export GF_POD_NAME=$(kubectl get pod -n monitoring -l app=grafana -o jsonpath="{.items[0]}")

# port forward
kubectl -n monitoring port-forward $GF_POD_NAME 3000

Go to: http://localhost:3000/login
Login with: user = admin & pass = badmin

Cause I have set the values of adminPassword in grafana/values.yml for this quick demo! 😬 This is not recommended. You can set a default password here, or just leave it blank to let Helm create a random password during installation.

Then head over to http://localhost:3000/datasources/new to add InfluxDB as a new data source and confirm these below settings:

URL: http://influxdb:8086/
Access: Server (Default)
Database: fluentbit

Pressing the “Save & Test” button should save the data source.
And thus we are ready to run our queries!

Example query and dashboard

select everything (*) from a measurement in InfluxDB

select everything (*) from a measurement in InfluxDB

Using InfluxQL, you can query and grep only the things that are meaningful to your needs. The Influx Query Language is a lot similar to MySQL or other SQL queries.

Show all logs from a particular container

Show all logs from a particular container

That’s a quick setup walkthrough for a lesser-known FIG stack. Initially, I needed a minimal logging setup for viewing application logs and dived into it. While it does serve my purpose; but now, I think this setup can be used to monitor lots of things using the powerful Influx Query Language. For that, the applications should provide meaningful logs to the system.

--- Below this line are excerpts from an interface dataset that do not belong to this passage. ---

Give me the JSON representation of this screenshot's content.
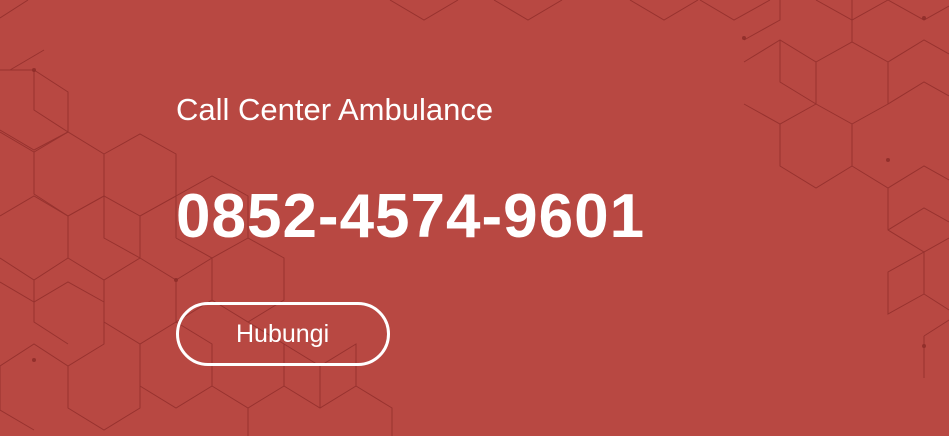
{
  "banner": {
    "title": "Call Center Ambulance",
    "phone": "0852-4574-9601",
    "button_label": "Hubungi"
  },
  "colors": {
    "background": "#b84842",
    "pattern_line": "#8f2d2a",
    "text": "#ffffff"
  },
  "decoration": {
    "pattern": "isometric-cube-lines"
  }
}
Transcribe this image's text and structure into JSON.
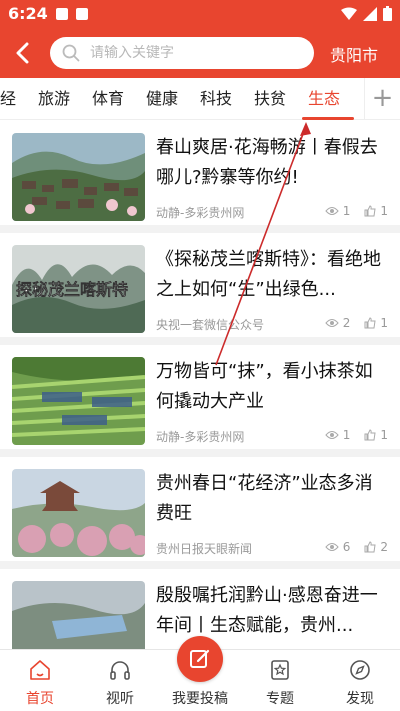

I hope you enjoyed the walkthrough. Please let me know any questions or suggestions if you have. Also, don’t forget to create issues or send PR to the repo if things need correction and/or enhancement. I’ll be happy to review and add things if necessary.